An upscaled version of a familiar classic, perfect for your holiday table.
Once Halloween passes and we hit that first week in November, my mind shifts gears from fall wind-down to fall ramp-up as I contemplate the holiday season ahead. Thus starts a series of delicious holiday-themed recipes to share with you all.
These last two months of the year are a busy time for most—and this is definitely true for me and my business. I must juggle my own family’s needs with the needs of my clients in the consideration of all things yummy and delightful. Even though it can sometimes feel hectic and slightly stressful, I still love it!
While it’s reasonable to assume that I like cooking—it is my chosen profession, after all—there’s far more to it than simply enjoying being in the kitchen.
What I really love is feeding people.
Especially feeding people I love.
To me, cooking is about more than making delicious, beautiful food. It’s about nourishment and nurturing affection, an ultimate display of appreciation for those I care about. The holidays are a perfect time to exhibit my gratitude for the significant people and bounty of fresh food in my life.

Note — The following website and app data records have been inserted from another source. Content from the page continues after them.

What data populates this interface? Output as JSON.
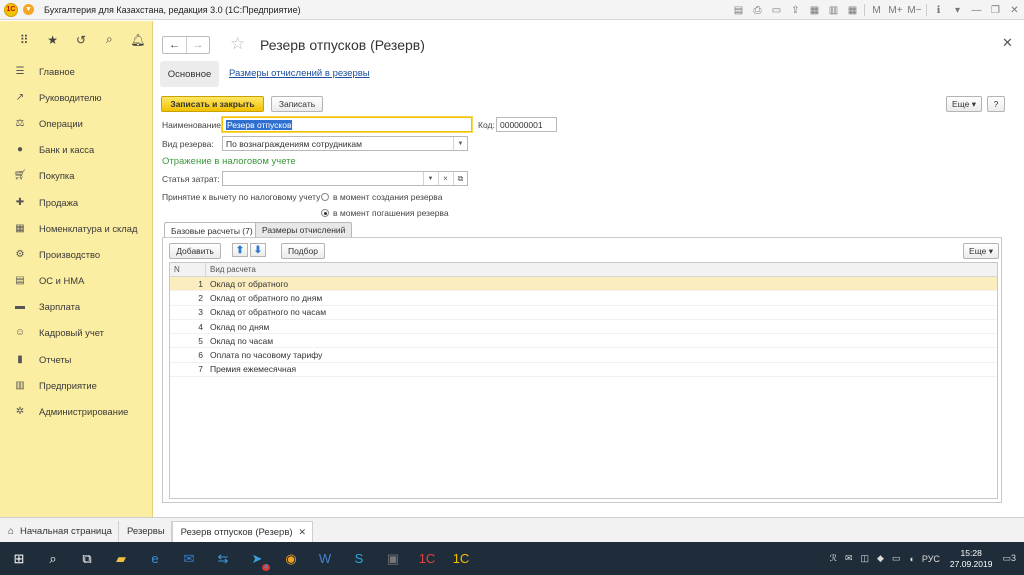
{
  "window": {
    "logo": "1С",
    "title": "Бухгалтерия для Казахстана, редакция 3.0  (1С:Предприятие)"
  },
  "sidebar": {
    "items": [
      {
        "label": "Главное",
        "icon": "menu-lines-icon"
      },
      {
        "label": "Руководителю",
        "icon": "trend-chart-icon"
      },
      {
        "label": "Операции",
        "icon": "operations-icon"
      },
      {
        "label": "Банк и касса",
        "icon": "coin-icon"
      },
      {
        "label": "Покупка",
        "icon": "cart-icon"
      },
      {
        "label": "Продажа",
        "icon": "sale-icon"
      },
      {
        "label": "Номенклатура и склад",
        "icon": "warehouse-icon"
      },
      {
        "label": "Производство",
        "icon": "factory-icon"
      },
      {
        "label": "ОС и НМА",
        "icon": "assets-icon"
      },
      {
        "label": "Зарплата",
        "icon": "salary-icon"
      },
      {
        "label": "Кадровый учет",
        "icon": "personnel-icon"
      },
      {
        "label": "Отчеты",
        "icon": "reports-icon"
      },
      {
        "label": "Предприятие",
        "icon": "enterprise-icon"
      },
      {
        "label": "Администрирование",
        "icon": "admin-gear-icon"
      }
    ]
  },
  "document": {
    "title": "Резерв отпусков (Резерв)",
    "nav_main": "Основное",
    "nav_link": "Размеры отчислений в резервы",
    "btn_save_close": "Записать и закрыть",
    "btn_save": "Записать",
    "btn_more": "Еще",
    "btn_help": "?",
    "name_label": "Наименование:",
    "name_value": "Резерв отпусков",
    "code_label": "Код:",
    "code_value": "000000001",
    "type_label": "Вид резерва:",
    "type_value": "По вознаграждениям сотрудникам",
    "tax_header": "Отражение в налоговом учете",
    "cost_label": "Статья затрат:",
    "cost_value": "",
    "deduction_label": "Принятие к вычету по налоговому учету",
    "radio1": "в момент создания резерва",
    "radio2": "в момент погашения резерва",
    "radio_selected": 2
  },
  "tabs": {
    "tab1": "Базовые расчеты (7)",
    "tab2": "Размеры отчислений",
    "btn_add": "Добавить",
    "btn_select": "Подбор",
    "btn_more": "Еще"
  },
  "table": {
    "col_n": "N",
    "col_type": "Вид расчета",
    "rows": [
      {
        "n": "1",
        "name": "Оклад от обратного"
      },
      {
        "n": "2",
        "name": "Оклад от обратного по дням"
      },
      {
        "n": "3",
        "name": "Оклад от обратного по часам"
      },
      {
        "n": "4",
        "name": "Оклад по дням"
      },
      {
        "n": "5",
        "name": "Оклад по часам"
      },
      {
        "n": "6",
        "name": "Оплата по часовому тарифу"
      },
      {
        "n": "7",
        "name": "Премия ежемесячная"
      }
    ]
  },
  "open_windows": {
    "home": "Начальная страница",
    "reserves": "Резервы",
    "current": "Резерв отпусков (Резерв)"
  },
  "taskbar": {
    "lang": "РУС",
    "time": "15:28",
    "date": "27.09.2019",
    "notifications": "3",
    "telegram_badge": "4"
  },
  "colors": {
    "sidebar_bg": "#fbeda1",
    "primary_button": "#f2c100",
    "link": "#1c4fa0",
    "section_header": "#3a9a3a",
    "selected_row": "#fbedbf"
  }
}
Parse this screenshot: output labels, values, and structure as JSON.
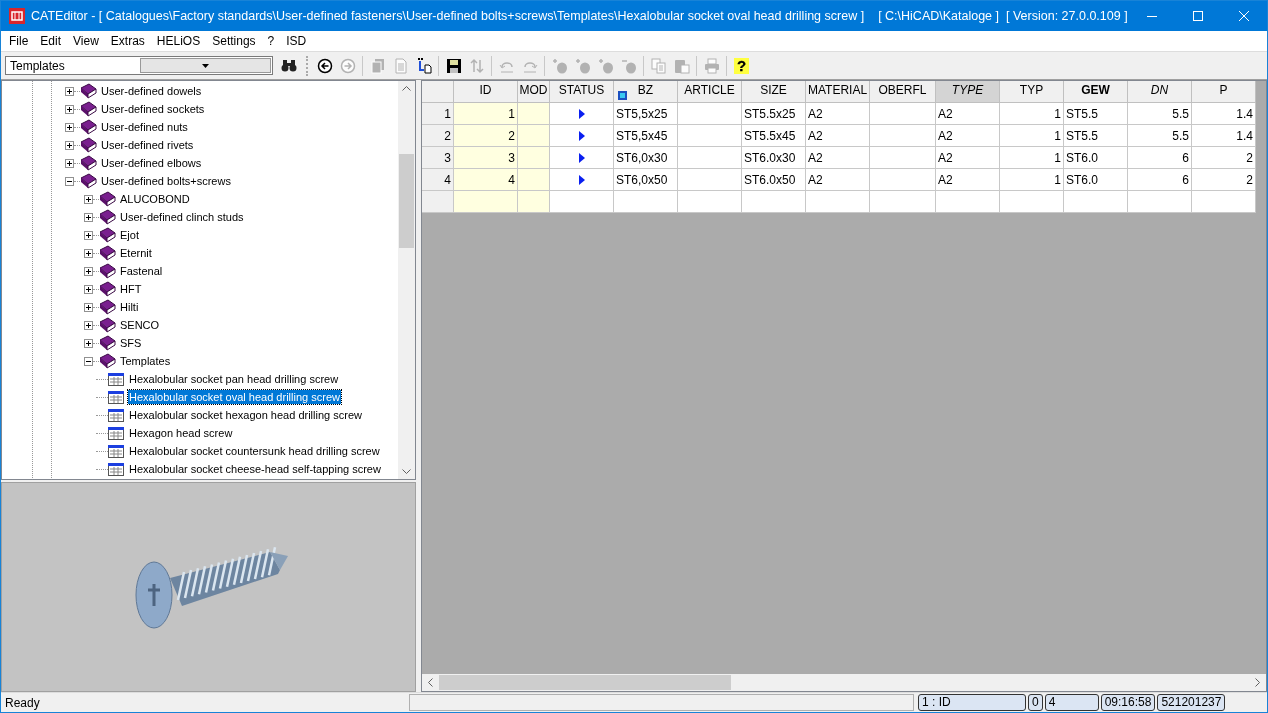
{
  "window": {
    "title": "CATEditor - [ Catalogues\\Factory standards\\User-defined fasteners\\User-defined bolts+screws\\Templates\\Hexalobular socket oval head drilling screw ]",
    "catalogue_path": "[ C:\\HiCAD\\Kataloge ]",
    "version": "[ Version: 27.0.0.109 ]"
  },
  "menu": [
    "File",
    "Edit",
    "View",
    "Extras",
    "HELiOS",
    "Settings",
    "?",
    "ISD"
  ],
  "catalogue_combo": {
    "value": "Templates"
  },
  "toolbar": [
    {
      "kind": "back",
      "disabled": false
    },
    {
      "kind": "forward",
      "disabled": true
    },
    {
      "kind": "separator"
    },
    {
      "kind": "pages",
      "disabled": true
    },
    {
      "kind": "page",
      "disabled": true
    },
    {
      "kind": "import",
      "disabled": false
    },
    {
      "kind": "separator"
    },
    {
      "kind": "save",
      "disabled": false
    },
    {
      "kind": "sort",
      "disabled": true
    },
    {
      "kind": "separator"
    },
    {
      "kind": "undo",
      "disabled": true
    },
    {
      "kind": "redo",
      "disabled": true
    },
    {
      "kind": "separator"
    },
    {
      "kind": "add",
      "disabled": true
    },
    {
      "kind": "add",
      "disabled": true
    },
    {
      "kind": "add",
      "disabled": true
    },
    {
      "kind": "remove",
      "disabled": true
    },
    {
      "kind": "separator"
    },
    {
      "kind": "copy",
      "disabled": true
    },
    {
      "kind": "paste",
      "disabled": true
    },
    {
      "kind": "separator"
    },
    {
      "kind": "print",
      "disabled": true
    },
    {
      "kind": "separator"
    },
    {
      "kind": "help",
      "disabled": false,
      "label": "?"
    }
  ],
  "tree": [
    {
      "label": "User-defined dowels",
      "kind": "folder",
      "expanded": false,
      "selected": false
    },
    {
      "label": "User-defined sockets",
      "kind": "folder",
      "expanded": false,
      "selected": false
    },
    {
      "label": "User-defined nuts",
      "kind": "folder",
      "expanded": false,
      "selected": false
    },
    {
      "label": "User-defined rivets",
      "kind": "folder",
      "expanded": false,
      "selected": false
    },
    {
      "label": "User-defined elbows",
      "kind": "folder",
      "expanded": false,
      "selected": false
    },
    {
      "label": "User-defined bolts+screws",
      "kind": "folder",
      "expanded": true,
      "selected": false,
      "children": [
        {
          "label": "ALUCOBOND",
          "kind": "folder",
          "expanded": false,
          "selected": false
        },
        {
          "label": "User-defined clinch studs",
          "kind": "folder",
          "expanded": false,
          "selected": false
        },
        {
          "label": "Ejot",
          "kind": "folder",
          "expanded": false,
          "selected": false
        },
        {
          "label": "Eternit",
          "kind": "folder",
          "expanded": false,
          "selected": false
        },
        {
          "label": "Fastenal",
          "kind": "folder",
          "expanded": false,
          "selected": false
        },
        {
          "label": "HFT",
          "kind": "folder",
          "expanded": false,
          "selected": false
        },
        {
          "label": "Hilti",
          "kind": "folder",
          "expanded": false,
          "selected": false
        },
        {
          "label": "SENCO",
          "kind": "folder",
          "expanded": false,
          "selected": false
        },
        {
          "label": "SFS",
          "kind": "folder",
          "expanded": false,
          "selected": false
        },
        {
          "label": "Templates",
          "kind": "folder",
          "expanded": true,
          "selected": false,
          "children": [
            {
              "label": "Hexalobular socket pan head drilling screw",
              "kind": "table",
              "selected": false
            },
            {
              "label": "Hexalobular socket oval head drilling screw",
              "kind": "table",
              "selected": true
            },
            {
              "label": "Hexalobular socket hexagon head drilling screw",
              "kind": "table",
              "selected": false
            },
            {
              "label": "Hexagon head screw",
              "kind": "table",
              "selected": false
            },
            {
              "label": "Hexalobular socket countersunk head drilling screw",
              "kind": "table",
              "selected": false
            },
            {
              "label": "Hexalobular socket cheese-head self-tapping screw",
              "kind": "table",
              "selected": false
            }
          ]
        }
      ]
    }
  ],
  "grid": {
    "columns": [
      {
        "label": "ID",
        "kind": "number",
        "highlighted": true,
        "selected": false
      },
      {
        "label": "MOD",
        "kind": "text",
        "highlighted": true,
        "selected": false
      },
      {
        "label": "STATUS",
        "kind": "status",
        "highlighted": false,
        "selected": false
      },
      {
        "label": "BZ",
        "kind": "text",
        "highlighted": false,
        "selected": false
      },
      {
        "label": "ARTICLE",
        "kind": "text",
        "highlighted": false,
        "selected": false
      },
      {
        "label": "SIZE",
        "kind": "text",
        "highlighted": false,
        "selected": false
      },
      {
        "label": "MATERIAL",
        "kind": "text",
        "highlighted": false,
        "selected": false
      },
      {
        "label": "OBERFL",
        "kind": "text",
        "highlighted": false,
        "selected": false
      },
      {
        "label": "TYPE",
        "kind": "text",
        "highlighted": false,
        "selected": true
      },
      {
        "label": "TYP",
        "kind": "number",
        "highlighted": false,
        "selected": false
      },
      {
        "label": "GEW",
        "kind": "text",
        "highlighted": false,
        "selected": false
      },
      {
        "label": "DN",
        "kind": "number",
        "highlighted": false,
        "selected": false
      },
      {
        "label": "P",
        "kind": "number",
        "highlighted": false,
        "selected": false
      }
    ],
    "rows": [
      {
        "number": "1",
        "cells": [
          "1",
          null,
          null,
          "ST5,5x25",
          null,
          "ST5.5x25",
          "A2",
          null,
          "A2",
          "1",
          "ST5.5",
          "5.5",
          "1.4"
        ]
      },
      {
        "number": "2",
        "cells": [
          "2",
          null,
          null,
          "ST5,5x45",
          null,
          "ST5.5x45",
          "A2",
          null,
          "A2",
          "1",
          "ST5.5",
          "5.5",
          "1.4"
        ]
      },
      {
        "number": "3",
        "cells": [
          "3",
          null,
          null,
          "ST6,0x30",
          null,
          "ST6.0x30",
          "A2",
          null,
          "A2",
          "1",
          "ST6.0",
          "6",
          "2"
        ]
      },
      {
        "number": "4",
        "cells": [
          "4",
          null,
          null,
          "ST6,0x50",
          null,
          "ST6.0x50",
          "A2",
          null,
          "A2",
          "1",
          "ST6.0",
          "6",
          "2"
        ]
      }
    ]
  },
  "status_bar": {
    "message": "Ready",
    "panels": [
      "1 : ID",
      "0",
      "4",
      "09:16:58",
      "521201237"
    ]
  }
}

This is the true meaning of Thanks-Giving in my eyes.
I came up with this recipe back at the tail end of summer, when fresh corn on the cob was still plentiful. It was spectacular served beside a perfectly grilled steak and a simple salad of baby greens tossed with lemon juice and olive oil. But the flavors also evoked the upcoming season to me, and I saw it adorning an autumnal feast in celebration of the abundance of delicious fall produce.
Generally, I like to highlight the fresh produce of the season at my Thanksgiving table—root veggies and hard-shelled squash; pome fruits (apples, pears); and brassicas (dark leafy greens, Brussel’s sprouts)…but I’ll make an exception for corn.
Technically, it’s not even seasonal anymore. Corn is pretty universally enjoyed, so I’ll often include it on Thanksgiving, if only to appease those pickier, non-vegetable-loving folks.
Thankfully, corn freezes exceptionally well, and frozen tastes almost as good as fresh (not quite, but close). And anyway, at this time of year it’s pretty much a given that frozen will taste a whole lot better than fresh. The kernels are harvested at their peak sweetness for freezing, and the longer it sits after the ears are harvested, the more the sugars transition into starches. So even if you do find fresh, I recommend frozen here.
This recipe is indulgent, but not so rich that it will overwhelm everything else at your table. Plus you can make it in advance and finish right before dinner—ideal for any large feast. Most creamed corn recipes are pretty sweet from added sugars, and some are even cloyingly so, almost like a desert. I admit, sugar makes everything tastily addictive, but it doesn’t belong in my side dish, in my opinion. So in the tradition of elevating certain foods to new levels—swapping ingredients for both health and taste—I decided to highlight the central ideas of creamed corn: cream and corn. I give it the grown-up treatment with caramelized onions, crisp bacon, and aromatic sage. The result is both sweet and savory, with smoky undernotes and an herbaceous fragrance and depth that will splendidly complement the rest of your table.
Creamed Corn with Bacon and Sage
Prep time: 5 minutes
Cook time: 20 minutes
3 strips thick-cut bacon
1 small onion, diced
1 clove garlic, minced
½ teaspoon dried thyme
1 lb. corn kernels
Salt and pepper
2 tablespoons heavy cream
3 tablespoons crème fraiche or sour cream
2 tablespoons milk (approximately)
1 tablespoon grated Parmesan cheese
1 sprig fresh sage, leaves removed from stem and finely chopped
- Chop bacon and cook over medium heat until browned and crisp. Remove from pan with a slotted spoon and drain on paper towels. Pour off all but 1 tablespoon bacon fat from pan.
- As bacon cooks, dice onion. Cook in rendered bacon fat, covered, over medium-low heat, stirring occasionally, until browned and caramelized, about 10 minutes. Add garlic to pan and sauté 1–2 minutes. Add thyme and corn, cooking until tender. Season with salt and pepper.
- Add cream and sour cream to corn mixture. Bring to a simmer until cream starts to coat the kernels. (If not serving immediately, see notes below on preparing the dish in advance.)
- If serving immediately: add cheese and stir to combine. Thin corn out with a little milk if the cheese starts to thicken it too much. Stir in chopped sage. Taste and adjust seasonings. Scatter drained bacon over dish to serve.
Notes on preparing in advance: If desired, you may prepare this dish in advance through step three. Store corn mixture and bacon separately in fridge. For best results, don’t chop sage until serving. Crisp bacon on stovetop until hot. Remove from pan and set aside. Heat corn mixture in the same pan. Follow directions in step #4 to complete dish.
Image from Briana Goodall.